The dull old letters, which would have turned the heads of the most sober of collectors, were laid upon a table, and, after a moment's pause, Cassandra, looking grave all of a sudden, asked Katharine where she should find the "History of England" by Lord Macaulay. It was downstairs in Mr.
"Must you read Macaulay's History, Cassandra?" Katharine asked, with a stretch of her arms.
"Here's your Macaulay," said Katharine, turning round with the book in her hand.
"Damn Lord Macaulay!" cried Cassandra, slapping the book upon the table.
"I know I shan't be able to settle to Macaulay," said Cassandra, looking ruefully at the dull red cover of the prescribed volume, which, however, possessed a talismanic property, since William admired it.
Do speak your piece to me, I do so like 'Macaulay's Lays.'"
He said he had observed it in Kirkham's grammar and in Macaulay. Harris believed that milk-teeth are commoner in men's mouths than those "doubled-up haves." [1]
He came under the influence of Newman's Apologia; the picturesqueness of the Roman Catholic faith appealed to his esthetic sensibility; and it was only the fear of his father's wrath (a plain, blunt man of narrow ideas, who read Macaulay) which prevented him from 'going over.' When he only got a pass degree his friends were astonished; but he shrugged his shoulders and delicately insinuated that he was not the dupe of examiners.
The intellectual experience of the people was mainly theological and political, as it was everywhere in that day, but there were several among them who had a real love for books, and when they met at the druggist's, as they did every night, to dispute of the inspiration of the Scriptures and the principles of the Free Soil party, the talk sometimes turned upon the respective merits of Dickens and Thackeray, Gibbon and Macaulay, Wordsworth and Byron.
Saintsbury's well-considered Specimens of English Prose Style, from Malory to Macaulay (Kegan Paul), a volume, as we think, which bears fresh witness to the truth of the old remark that it takes a scholar indeed to make a [4] good literary selection, has its motive sufficiently indicated in the very original "introductory essay," which might well stand, along with the best of these extracts from a hundred or more deceased masters of English, as itself a document or standard, in the matter of prose style.

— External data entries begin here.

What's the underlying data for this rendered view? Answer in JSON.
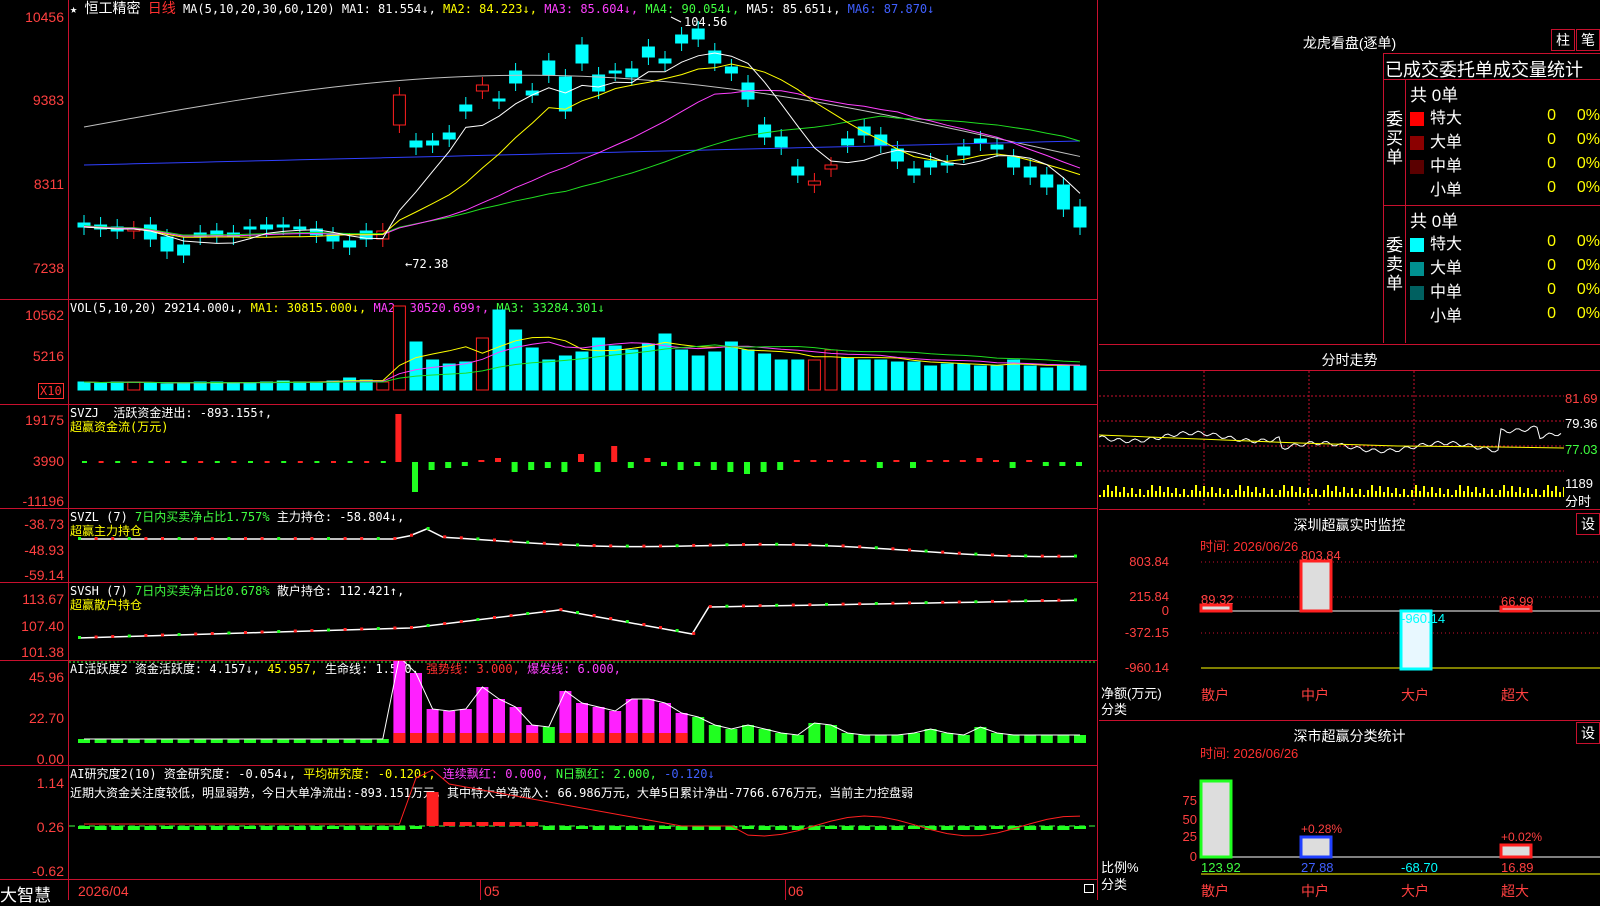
{
  "main_chart": {
    "star": "★",
    "stock_name": "恒工精密",
    "period": "日线",
    "ma_label": "MA(5,10,20,30,60,120)",
    "ma1": "MA1: 81.554↓,",
    "ma2": "MA2: 84.223↓,",
    "ma3": "MA3: 85.604↓,",
    "ma4": "MA4: 90.054↓,",
    "ma5": "MA5: 85.651↓,",
    "ma6": "MA6: 87.870↓",
    "high_marker": "104.56",
    "low_marker": "←72.38",
    "y_ticks": [
      "10456",
      "9383",
      "8311",
      "7238"
    ],
    "colors": {
      "up": "#ff2020",
      "down": "#00ffff",
      "ma1": "#ffffff",
      "ma2": "#ffff00",
      "ma3": "#ff40ff",
      "ma4": "#20ff20",
      "ma5": "#2020ff",
      "ma6": "#c0c0c0"
    }
  },
  "volume": {
    "title": "VOL(5,10,20)",
    "value": "29214.000↓,",
    "ma1": "MA1: 30815.000↓,",
    "ma2": "MA2: 30520.699↑,",
    "ma3": "MA3: 33284.301↓",
    "y_ticks": [
      "10562",
      "5216"
    ],
    "unit_badge": "X10"
  },
  "svzj": {
    "title": "SVZJ",
    "desc": "活跃资金进出: -893.155↑,",
    "sub": "超赢资金流(万元)",
    "y_ticks": [
      "19175",
      "3990",
      "-11196"
    ]
  },
  "svzl": {
    "title": "SVZL (7)",
    "desc1": "7日内买卖净占比1.757%",
    "desc2": "主力持仓: -58.804↓,",
    "sub": "超赢主力持仓",
    "y_ticks": [
      "-38.73",
      "-48.93",
      "-59.14"
    ]
  },
  "svsh": {
    "title": "SVSH (7)",
    "desc1": "7日内买卖净占比0.678%",
    "desc2": "散户持仓: 112.421↑,",
    "sub": "超赢散户持仓",
    "y_ticks": [
      "113.67",
      "107.40",
      "101.38"
    ]
  },
  "ai_active": {
    "title": "AI活跃度2",
    "a": "资金活跃度: 4.157↓,",
    "b": "45.957,",
    "c": "生命线: 1.560,",
    "d": "强势线: 3.000,",
    "e": "爆发线: 6.000,",
    "y_ticks": [
      "45.96",
      "22.70",
      "0.00"
    ]
  },
  "ai_research": {
    "title": "AI研究度2(10)",
    "a": "资金研究度: -0.054↓,",
    "b": "平均研究度: -0.120↓,",
    "c": "连续飘红: 0.000,",
    "d": "N日飘红: 2.000,",
    "e": "-0.120↓",
    "note": "近期大资金关注度较低，明显弱势，今日大单净流出:-893.151万元，其中特大单净流入: 66.986万元，大单5日累计净出-7766.676万元，当前主力控盘弱",
    "y_ticks": [
      "1.14",
      "0.26",
      "-0.62"
    ]
  },
  "bottom": {
    "logo": "大智慧",
    "date_label": "2026/04",
    "month5": "05",
    "month6": "06"
  },
  "longhu": {
    "title": "龙虎看盘(逐单)",
    "btn_zhu": "柱",
    "btn_bi": "笔",
    "header": "已成交委托单成交量统计",
    "buy_side": "委买单",
    "sell_side": "委卖单",
    "buy_total": "共 0单",
    "sell_total": "共 0单",
    "buy_rows": [
      {
        "name": "特大",
        "val": "0",
        "pct": "0%",
        "color": "#ff0000"
      },
      {
        "name": "大单",
        "val": "0",
        "pct": "0%",
        "color": "#8b0000"
      },
      {
        "name": "中单",
        "val": "0",
        "pct": "0%",
        "color": "#5a0000"
      },
      {
        "name": "小单",
        "val": "0",
        "pct": "0%",
        "color": "#000000"
      }
    ],
    "sell_rows": [
      {
        "name": "特大",
        "val": "0",
        "pct": "0%",
        "color": "#00ffff"
      },
      {
        "name": "大单",
        "val": "0",
        "pct": "0%",
        "color": "#009090"
      },
      {
        "name": "中单",
        "val": "0",
        "pct": "0%",
        "color": "#006060"
      },
      {
        "name": "小单",
        "val": "0",
        "pct": "0%",
        "color": "#000000"
      }
    ]
  },
  "intraday": {
    "title": "分时走势",
    "y_ticks": [
      "81.69",
      "79.36",
      "77.03",
      "1189"
    ],
    "tail_label": "分时"
  },
  "sz_monitor": {
    "title": "深圳超赢实时监控",
    "btn": "设",
    "time": "时间: 2026/06/26",
    "y_ticks": [
      "803.84",
      "215.84",
      "0",
      "-372.15",
      "-960.14"
    ],
    "y_title": "净额(万元)",
    "x_title": "分类",
    "categories": [
      "散户",
      "中户",
      "大户",
      "超大"
    ],
    "values": [
      "89.32",
      "803.84",
      "-960.14",
      "66.99"
    ]
  },
  "sz_class": {
    "title": "深市超赢分类统计",
    "btn": "设",
    "time": "时间: 2026/06/26",
    "y_ticks": [
      "75",
      "50",
      "25",
      "0"
    ],
    "y_title": "比例%",
    "x_title": "分类",
    "categories": [
      "散户",
      "中户",
      "大户",
      "超大"
    ],
    "values": [
      "123.92",
      "27.88",
      "-68.70",
      "16.89"
    ],
    "bar_labels": [
      "+0.28%",
      "+0.02%"
    ]
  }
}
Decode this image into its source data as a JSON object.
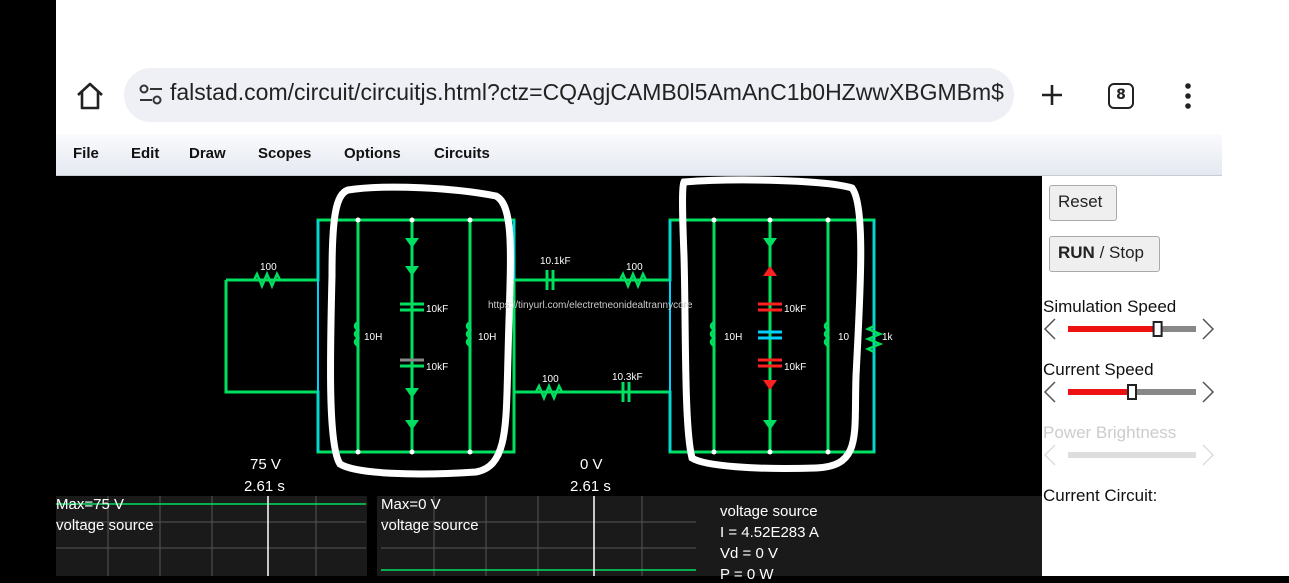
{
  "browser": {
    "url": "falstad.com/circuit/circuitjs.html?ctz=CQAgjCAMB0l5AmAnC1b0HZwwXBGMBm$",
    "tab_count": "8",
    "icons": [
      "home-icon",
      "site-settings-icon",
      "plus-icon",
      "tabs-icon",
      "kebab-menu-icon"
    ]
  },
  "menu": {
    "items": [
      "File",
      "Edit",
      "Draw",
      "Scopes",
      "Options",
      "Circuits"
    ]
  },
  "circuit": {
    "labels": {
      "r_left": "100",
      "cap_top_mid": "10.1kF",
      "r_top_mid": "100",
      "r_bottom_mid": "100",
      "cap_bottom_mid": "10.3kF",
      "left_cap1": "10kF",
      "left_cap2": "10kF",
      "left_ind1": "10H",
      "left_ind2": "10H",
      "right_cap1": "10kF",
      "right_cap2": "10kF",
      "right_ind1": "10H",
      "right_ind2": "10",
      "r_right": "1k",
      "url_text": "https://tinyurl.com/electretneonidealtrannycore",
      "left_voltage": "75 V",
      "left_time": "2.61 s",
      "mid_voltage": "0 V",
      "mid_time": "2.61 s"
    },
    "colors": {
      "wire": "#00e060",
      "wire_alt": "#00d0ff",
      "red": "#ff2020",
      "annotation": "#ffffff"
    }
  },
  "sidebar": {
    "reset_label": "Reset",
    "run_label": "RUN",
    "stop_label": "/ Stop",
    "sim_speed_label": "Simulation Speed",
    "sim_speed_value": 0.7,
    "current_speed_label": "Current Speed",
    "current_speed_value": 0.5,
    "power_brightness_label": "Power Brightness",
    "current_circuit_label": "Current Circuit:"
  },
  "scopes": [
    {
      "max": "Max=75 V",
      "name": "voltage source"
    },
    {
      "max": "Max=0 V",
      "name": "voltage source"
    }
  ],
  "info": {
    "title": "voltage source",
    "current": "I = 4.52E283 A",
    "vd": "Vd = 0 V",
    "p": "P = 0 W"
  }
}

Shakspeare is always present when one reads his book; Macaulay is present when we follow the march of his stately sentences; but the Old Testament writers are hidden from view.
The role of natural capital in our future is the focus of the 42nd TB Macaulay Lecture, Green and Prosperous Land.